A quick Google search defines “exotic” as either “originating in or characteristic of a distant foreign country” or “an exotic plant or animal.”
I’ve been called this word so many times that I’ve stopped bothering to keep track: by Metro catcallers, by Santa Monica street performers, by my sixth-grade history teacher, by my father’s 60-year-old business clients.
A small chain of restaurants in Los Angeles is shutting down its operations a year after going viral for its name Yellow Fever, which many found to be culturally insensitive.
Originally a standalone spot for rice bowls and other Asian fusion cuisines in Torrance, Yellow Fever gained prominence in 2018 when it partnered with Whole Foods in Long Beach to open a mini location inside the grocery store.
If Asian women were given a penny for every time a yellow-fevered, misogynistic white boy talked about his fetish on the internet, we’d all be filthy rich by now. Twitter is practically a feeding ground for these types of men nowadays. They’ve formed their own communities of bored, sexist men with racial fetishes and defend each other’s actions online, hiding behind anonymous accounts — how noble.
God I love asian women so much.
Tinder is a magical place, one second you’re saying hello to a stranger and the next second you’re bombarded with unsolicited dick picks with zero warning. When you’re Asian, it goes a step further and dating sites become playgrounds for men and women who fetishize us for our race. Some comments are just hilariously tragic while others can be sexual and threatening, making it difficult to figure out how to reply to such vulgar messages or whether to even respond at all.
Here are some of the worst comments Asian women and men have received on Tinder and their savage responses. Take notes, ladies and gents: These may come in handy next time you encounter a creep with yellow fever because let’s be real, it doesn’t seem like they’re going away any time soon.
Ada Chen, a Chinese-American artist, confronts Asian stereotypes by creating jewelry.
Based on real cringe-worthy conversations, Chen crafted a set of dangle earrings in the shape of iMessage speech bubbles.
Editor’s Note: Ranier Maningding is a copywriter and mastermind behind the social justice page “The Love Life of an Asian Guy“. The opinions expressed in this piece are solely his own.
While most people are logging onto Facebook on their tippytoes, trying not to read any spoilers for the Avengers: Infinity War movie that came out this Friday, I’m frolicking barefoot through this social media minefield, going out of my way to find spoilers. I want to the movie to be spoiled.
Whole Foods is under fire after an Asian-themed restaurant named “Yellow Fever” opened inside it’s new 365 store on Wednesday in Long Beach, California.
Nestled quietly between a toy collectible shop and an AT&T retailer, Yellow Fever draws the eye unexpectedly — its subtly cool exterior juxtaposed to its outlandish name.
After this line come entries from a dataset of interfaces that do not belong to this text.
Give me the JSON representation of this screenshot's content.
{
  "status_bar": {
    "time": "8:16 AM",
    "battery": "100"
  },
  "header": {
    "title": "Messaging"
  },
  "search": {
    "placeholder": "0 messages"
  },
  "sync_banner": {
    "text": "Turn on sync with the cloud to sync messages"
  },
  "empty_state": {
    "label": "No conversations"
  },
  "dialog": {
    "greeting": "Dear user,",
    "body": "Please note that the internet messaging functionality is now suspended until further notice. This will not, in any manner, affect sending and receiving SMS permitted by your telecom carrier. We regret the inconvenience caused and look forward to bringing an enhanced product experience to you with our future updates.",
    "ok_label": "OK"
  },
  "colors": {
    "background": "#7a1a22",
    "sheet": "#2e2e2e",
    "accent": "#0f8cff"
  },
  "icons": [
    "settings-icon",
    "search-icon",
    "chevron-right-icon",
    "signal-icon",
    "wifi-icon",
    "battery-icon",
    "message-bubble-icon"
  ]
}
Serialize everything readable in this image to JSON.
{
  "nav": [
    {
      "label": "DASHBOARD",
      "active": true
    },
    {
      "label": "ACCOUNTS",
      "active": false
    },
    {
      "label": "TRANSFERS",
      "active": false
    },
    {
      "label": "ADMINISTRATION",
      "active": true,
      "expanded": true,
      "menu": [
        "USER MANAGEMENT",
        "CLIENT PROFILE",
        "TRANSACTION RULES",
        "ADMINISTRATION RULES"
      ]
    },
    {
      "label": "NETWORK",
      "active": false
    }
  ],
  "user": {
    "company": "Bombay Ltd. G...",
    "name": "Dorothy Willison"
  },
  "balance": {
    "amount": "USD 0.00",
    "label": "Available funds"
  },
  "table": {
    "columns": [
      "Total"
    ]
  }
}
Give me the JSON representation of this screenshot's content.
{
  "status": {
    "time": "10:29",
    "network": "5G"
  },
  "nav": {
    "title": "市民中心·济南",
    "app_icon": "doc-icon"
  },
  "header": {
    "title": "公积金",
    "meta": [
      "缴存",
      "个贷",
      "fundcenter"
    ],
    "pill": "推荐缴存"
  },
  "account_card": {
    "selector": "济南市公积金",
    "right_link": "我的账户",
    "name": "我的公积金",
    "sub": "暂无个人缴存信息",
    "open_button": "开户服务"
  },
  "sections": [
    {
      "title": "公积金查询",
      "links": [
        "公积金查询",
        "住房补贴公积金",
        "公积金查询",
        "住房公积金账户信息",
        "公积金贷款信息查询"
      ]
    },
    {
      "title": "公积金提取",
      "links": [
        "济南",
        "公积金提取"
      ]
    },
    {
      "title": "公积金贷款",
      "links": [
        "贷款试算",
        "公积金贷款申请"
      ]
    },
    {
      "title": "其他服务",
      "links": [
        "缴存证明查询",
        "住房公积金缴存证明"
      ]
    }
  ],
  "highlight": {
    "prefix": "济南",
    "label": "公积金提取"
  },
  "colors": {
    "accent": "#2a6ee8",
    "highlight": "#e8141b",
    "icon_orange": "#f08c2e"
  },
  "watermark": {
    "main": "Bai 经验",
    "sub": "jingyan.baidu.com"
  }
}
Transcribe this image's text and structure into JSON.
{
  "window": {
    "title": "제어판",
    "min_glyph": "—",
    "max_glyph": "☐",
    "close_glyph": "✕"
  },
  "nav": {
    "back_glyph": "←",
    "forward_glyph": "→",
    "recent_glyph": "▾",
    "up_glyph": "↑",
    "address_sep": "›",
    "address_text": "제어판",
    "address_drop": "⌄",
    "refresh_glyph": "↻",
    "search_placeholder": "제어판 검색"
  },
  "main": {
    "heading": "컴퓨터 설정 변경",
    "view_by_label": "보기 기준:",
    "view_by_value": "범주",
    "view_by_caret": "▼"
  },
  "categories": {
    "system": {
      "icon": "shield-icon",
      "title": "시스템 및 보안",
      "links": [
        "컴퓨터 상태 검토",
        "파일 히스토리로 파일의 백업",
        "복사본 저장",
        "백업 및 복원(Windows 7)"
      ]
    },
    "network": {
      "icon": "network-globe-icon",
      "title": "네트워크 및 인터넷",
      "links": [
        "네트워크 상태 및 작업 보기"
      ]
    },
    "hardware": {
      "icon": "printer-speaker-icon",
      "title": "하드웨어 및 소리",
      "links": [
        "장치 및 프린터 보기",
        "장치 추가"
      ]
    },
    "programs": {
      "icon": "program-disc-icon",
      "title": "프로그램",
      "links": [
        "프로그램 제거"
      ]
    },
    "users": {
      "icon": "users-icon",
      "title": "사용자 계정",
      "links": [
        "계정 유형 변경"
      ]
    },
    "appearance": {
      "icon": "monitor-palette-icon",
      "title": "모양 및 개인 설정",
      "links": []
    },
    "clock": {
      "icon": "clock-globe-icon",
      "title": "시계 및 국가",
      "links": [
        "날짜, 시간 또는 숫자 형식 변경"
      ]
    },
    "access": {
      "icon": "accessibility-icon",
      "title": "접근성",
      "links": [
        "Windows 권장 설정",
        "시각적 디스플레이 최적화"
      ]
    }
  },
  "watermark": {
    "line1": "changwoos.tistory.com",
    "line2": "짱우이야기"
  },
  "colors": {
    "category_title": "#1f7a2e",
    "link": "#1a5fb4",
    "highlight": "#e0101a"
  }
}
This area of Torrance, California — one block padded with small restaurants just across from Zamperini Field — is far from trendy and hardly a culinary mecca, yet literal droves of customers visit the tiny eatery on a daily basis. Is it the name? Perhaps the culture?
Editors Note: Part-time model Joey Kim is not a graduated doctor, as we originally reported, but is a student doctor until he graduates. We’ve changed the article to reflect this.
Meet Joey Kiho Kim.
French-Canadian Alexandre Cazes, the founder of AlphaBay, has been found dead by apparent suicide in his jail cell in Thailand. The darkweb marketplace creator was just 25 years old when he took his own life after awaiting extradition to the U.S. on charges of racketeering, conspiracy, and money laundering.
Cazes has been touted as a former whiz kid, taking up hacking when he was just 14 years old. At first, he dabbled in cryptocurrencies, but eventually moved onto the online black market, creating the largest website dedicated to selling illegal drugs, guns, stolen credit cards, and the like. Eventually, he amassed an obscene quantity of wealth, estimating his own net value to be over 25 million dollars.
Recently, I came across the following video browsing around YouTube.
I don’t think I need to explain why this video itself is problematic. Not only does it blatantly play on stereotypes of Asian women, but the “advice” it gives is very clearly designed for one creepy, older and fetish hungry group of guys. The YouTube channel features tons of similar videos, all of which are designed to set Asian women back to being the obedient and submissive objects of centuries past.
A white male who claims to have “yellow fever” posted a cringeworthy ad on Craigslist Sydney that paints a very problematic picture of how some people view Asians as romantic prospects.
The ad’s title, which reeks of white privilege, states, “Fit white married man with “yellow fever” for Asian woman…steal me! – m4w (Sydney)”
The link of the deplorable advertisement was recently posted on the subreddit /hapas by Reddit user Candle21, who called it as it is: a blatant attempt to lure the particular segment of Asian women who may still be worshiping white males.